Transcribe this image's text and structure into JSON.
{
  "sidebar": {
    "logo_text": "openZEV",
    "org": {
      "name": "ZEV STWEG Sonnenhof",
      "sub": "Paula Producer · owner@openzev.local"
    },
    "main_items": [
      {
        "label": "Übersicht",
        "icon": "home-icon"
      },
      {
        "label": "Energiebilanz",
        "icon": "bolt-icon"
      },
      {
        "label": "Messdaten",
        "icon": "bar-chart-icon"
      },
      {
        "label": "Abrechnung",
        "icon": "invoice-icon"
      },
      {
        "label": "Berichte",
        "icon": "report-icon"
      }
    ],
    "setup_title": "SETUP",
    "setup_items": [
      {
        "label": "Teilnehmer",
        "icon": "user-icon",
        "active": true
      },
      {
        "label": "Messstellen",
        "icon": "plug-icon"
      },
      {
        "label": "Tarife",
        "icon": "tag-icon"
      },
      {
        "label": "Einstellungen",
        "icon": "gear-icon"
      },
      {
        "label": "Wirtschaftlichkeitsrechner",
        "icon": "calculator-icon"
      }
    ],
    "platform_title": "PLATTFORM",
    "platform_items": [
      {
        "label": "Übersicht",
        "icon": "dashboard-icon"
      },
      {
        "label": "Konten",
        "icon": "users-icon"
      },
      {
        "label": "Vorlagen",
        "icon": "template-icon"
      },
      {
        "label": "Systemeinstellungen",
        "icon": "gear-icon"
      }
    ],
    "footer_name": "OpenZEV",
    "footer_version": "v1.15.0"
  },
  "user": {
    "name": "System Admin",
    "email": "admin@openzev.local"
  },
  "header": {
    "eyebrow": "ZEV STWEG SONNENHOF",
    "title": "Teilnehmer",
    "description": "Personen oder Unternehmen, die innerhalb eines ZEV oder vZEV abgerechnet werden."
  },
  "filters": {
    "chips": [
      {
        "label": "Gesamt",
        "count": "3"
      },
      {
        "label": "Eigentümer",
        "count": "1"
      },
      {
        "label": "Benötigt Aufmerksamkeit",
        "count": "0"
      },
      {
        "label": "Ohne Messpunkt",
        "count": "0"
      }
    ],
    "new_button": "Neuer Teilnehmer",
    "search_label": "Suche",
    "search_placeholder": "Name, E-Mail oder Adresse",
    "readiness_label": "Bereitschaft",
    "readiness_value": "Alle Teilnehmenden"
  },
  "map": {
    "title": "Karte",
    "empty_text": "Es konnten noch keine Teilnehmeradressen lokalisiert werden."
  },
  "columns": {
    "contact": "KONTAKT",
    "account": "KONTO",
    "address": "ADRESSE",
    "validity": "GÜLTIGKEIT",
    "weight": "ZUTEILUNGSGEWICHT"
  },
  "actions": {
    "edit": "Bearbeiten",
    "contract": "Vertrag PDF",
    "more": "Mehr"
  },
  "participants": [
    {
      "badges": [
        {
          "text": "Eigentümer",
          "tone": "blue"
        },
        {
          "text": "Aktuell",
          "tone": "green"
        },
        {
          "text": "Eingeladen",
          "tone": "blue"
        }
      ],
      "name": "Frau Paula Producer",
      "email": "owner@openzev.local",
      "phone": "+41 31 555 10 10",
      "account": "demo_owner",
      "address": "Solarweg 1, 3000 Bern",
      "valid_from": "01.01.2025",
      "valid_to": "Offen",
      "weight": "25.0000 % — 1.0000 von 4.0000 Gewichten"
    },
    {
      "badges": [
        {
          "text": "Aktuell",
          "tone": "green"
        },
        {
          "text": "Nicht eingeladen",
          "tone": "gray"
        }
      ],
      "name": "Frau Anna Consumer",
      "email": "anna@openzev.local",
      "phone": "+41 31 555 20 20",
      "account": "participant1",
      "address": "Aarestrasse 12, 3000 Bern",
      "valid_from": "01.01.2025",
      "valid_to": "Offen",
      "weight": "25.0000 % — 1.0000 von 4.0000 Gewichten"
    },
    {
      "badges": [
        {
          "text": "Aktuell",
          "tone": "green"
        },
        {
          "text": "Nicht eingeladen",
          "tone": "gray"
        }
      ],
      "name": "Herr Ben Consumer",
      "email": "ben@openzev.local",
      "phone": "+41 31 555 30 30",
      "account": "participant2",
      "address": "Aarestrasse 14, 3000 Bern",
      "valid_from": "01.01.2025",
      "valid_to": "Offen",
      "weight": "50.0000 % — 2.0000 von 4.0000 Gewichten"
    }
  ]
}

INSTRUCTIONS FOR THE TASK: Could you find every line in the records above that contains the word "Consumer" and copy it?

WRITTEN REPLY:
      "name": "Frau Anna Consumer",
      "name": "Herr Ben Consumer",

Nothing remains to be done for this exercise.